President Donald Trump at a banquet dinner. He notably eats fast food because he deems it to be cleaner. JIM WATSON/AFP/Getty Images

President Donald Trump's diet is notorious and people love to discuss our leader's taste for fast food. Fire and Fury: Inside the Trump White House, a new book written by author Michael Wolff being released on January 5, includes insights about Trump's diet that echo earlier reports and online chatter. What toll might all that fast food be taking on the president's health?

Related: Donald Trump is Right. Fast Food Joints Are Cleaner Than Swanky Restaurants

To recap, Trump likes to eat fast food largely because he thinks it's cleaner and safer, according to Wolff. "He had a longtime fear of being poisoned, one reason why he liked to eat at McDonald's—nobody knew he was coming and the food was safely premade," writes Wolff, in an excerpt published by New York Magazine.

Trump may be right about fast food restaurants being cleaner than other establishments, according to one very small study.
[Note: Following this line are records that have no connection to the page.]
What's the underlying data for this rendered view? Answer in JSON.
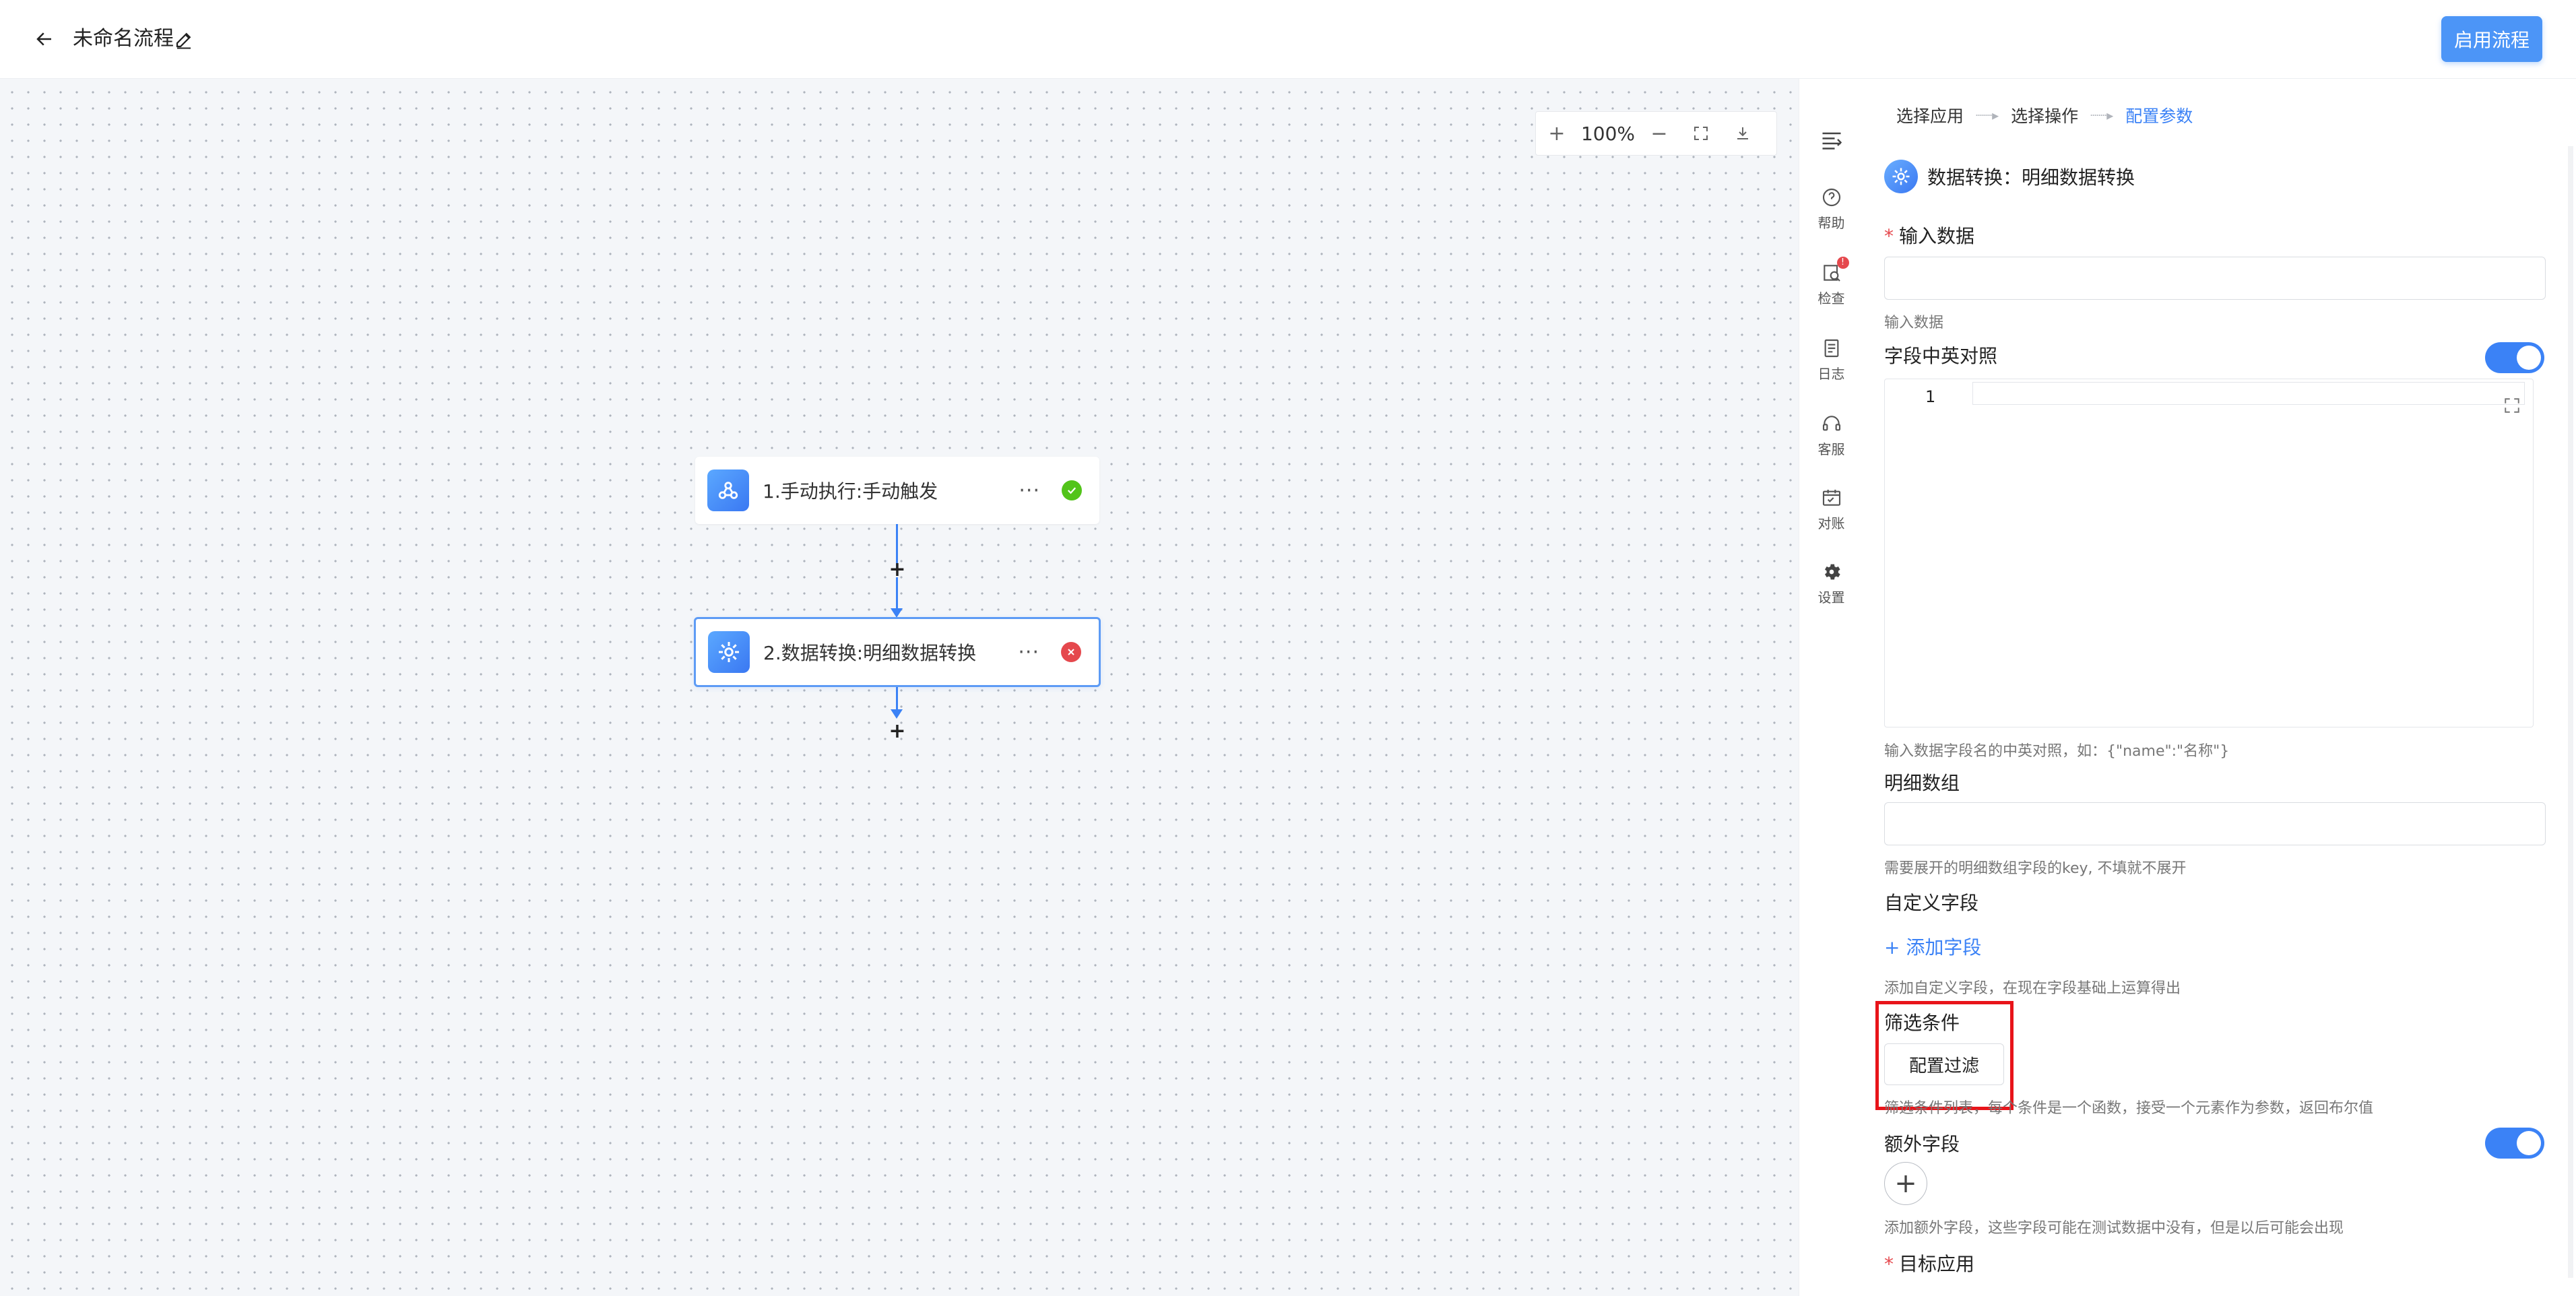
{
  "header": {
    "flow_title": "未命名流程",
    "enable_button": "启用流程"
  },
  "canvas": {
    "zoom_level": "100%",
    "zoom_in": "+",
    "zoom_out": "−",
    "nodes": [
      {
        "label": "1.手动执行:手动触发",
        "more": "···",
        "status": "success"
      },
      {
        "label": "2.数据转换:明细数据转换",
        "more": "···",
        "status": "error"
      }
    ],
    "add_symbol": "+"
  },
  "sidebar": {
    "items": [
      {
        "label": "",
        "icon": "collapse-menu-icon"
      },
      {
        "label": "帮助",
        "icon": "help-icon"
      },
      {
        "label": "检查",
        "icon": "check-icon",
        "badge": "!"
      },
      {
        "label": "日志",
        "icon": "log-icon"
      },
      {
        "label": "客服",
        "icon": "headset-icon"
      },
      {
        "label": "对账",
        "icon": "reconcile-icon"
      },
      {
        "label": "设置",
        "icon": "gear-icon"
      }
    ]
  },
  "panel": {
    "steps": [
      "选择应用",
      "选择操作",
      "配置参数"
    ],
    "active_step": 2,
    "config_title": "数据转换：明细数据转换",
    "input_data": {
      "label": "输入数据",
      "help": "输入数据",
      "value": ""
    },
    "field_map": {
      "label": "字段中英对照",
      "toggle": true,
      "line_no": "1",
      "help": "输入数据字段名的中英对照，如：{\"name\":\"名称\"}"
    },
    "detail_array": {
      "label": "明细数组",
      "value": "",
      "help": "需要展开的明细数组字段的key, 不填就不展开"
    },
    "custom_fields": {
      "label": "自定义字段",
      "add_link": "+ 添加字段",
      "help": "添加自定义字段，在现在字段基础上运算得出"
    },
    "filter": {
      "label": "筛选条件",
      "button": "配置过滤",
      "help": "筛选条件列表，每个条件是一个函数，接受一个元素作为参数，返回布尔值"
    },
    "extra_fields": {
      "label": "额外字段",
      "toggle": true,
      "add": "+",
      "help": "添加额外字段，这些字段可能在测试数据中没有，但是以后可能会出现"
    },
    "target_app": {
      "label": "目标应用"
    }
  },
  "colors": {
    "accent": "#3b82f6",
    "success": "#52c41a",
    "error": "#e5484d",
    "highlight": "#e8141a"
  }
}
But drive-thru meals aren't known for being healthy. How long will it take before a steady diet of high-fat foods harms his body?

It depends, says New York-based registered dietitian Carolina Guizar. She tells Newsweek that many factors determine how a lifetime of Big Macs and fries will impact your body, including genetics and lifestyle factors such as physical activity or smoking.

"I have a grandfather who ate fast food multiple times a week for about 40 years and he's at a normal weight with no evidence of diabetes or heart disease," said Guizar. But she clarifies that he was physically active and also ate plenty of fruits and vegetables.

Eating fast food long-term can be potentially harmful, she emphasizes. "If intake of high fat and high sugar meals is repeated and long-term, I'm talking months and years without compensatory behaviors, you do put yourself at risk for obesity, diabetes and heart disease," she said.

Trump's go-to order at McDonald's includes two Filet-O-Fish sandwiches, two Big Macs and a chocolate shake, according to a story in The Washington Post. The nutritional content of that single meal is higher than dietary recommendations for an entire day, coming in at 2,420 calories, 3,470 mg of sodium, 102 grams of sugar and only 11 grams of fiber, according to the chain's website.

"This is a huge amount of food to consume in one sitting unless you are an athlete," Guizar said, suggesting a Filet-O-Fish, kids fries and small soda as a smarter choice.

Aside from the obvious reasons, like fat and high calorie content, fast food is less than ideal not only because it lacks nutrients but also because it's loaded with chemicals and preservatives, according to Guizar.

In 2016, researchers at George Washington University found that people who ate fast food had higher quantities of chemicals known as phthalates in their systems. Phthalates are found in a range of products from shampoo to raincoats to car plastics. Although the Centers for Disease Control and Prevention states that it's not really known how the substances affect health, studies have shown that they could cause fertility problems in animals.

Research has indicated that fast food harms your brain, too. In a study on children, researchers from Ohio State University found a link between fast food consumption and impaired memory and learning, reported Science Daily in 2014. Another study has linked high-glycemic foods, which dominate fast food menus, to negative moods and decreased cognition.

Guizar said that anecdotally both she and her clients report feeling tired, sluggish and unfocused after consuming these greasy meals. She believes they could hinder mental performance.

"If anyone were to consume the quantity you just stated, they would likely feel the same effects but amplified," she said of Trump's order. "I would not recommend this type of meal regularly for anyone, and especially for someone whose position is high stress and requires clear thinking at all times."

But Guizar doesn't demonize fast food completely. It is possible, she says, to make healthy choices at fast food chains.

Perhaps the president should consider replacing his standard order for a grilled chicken salad.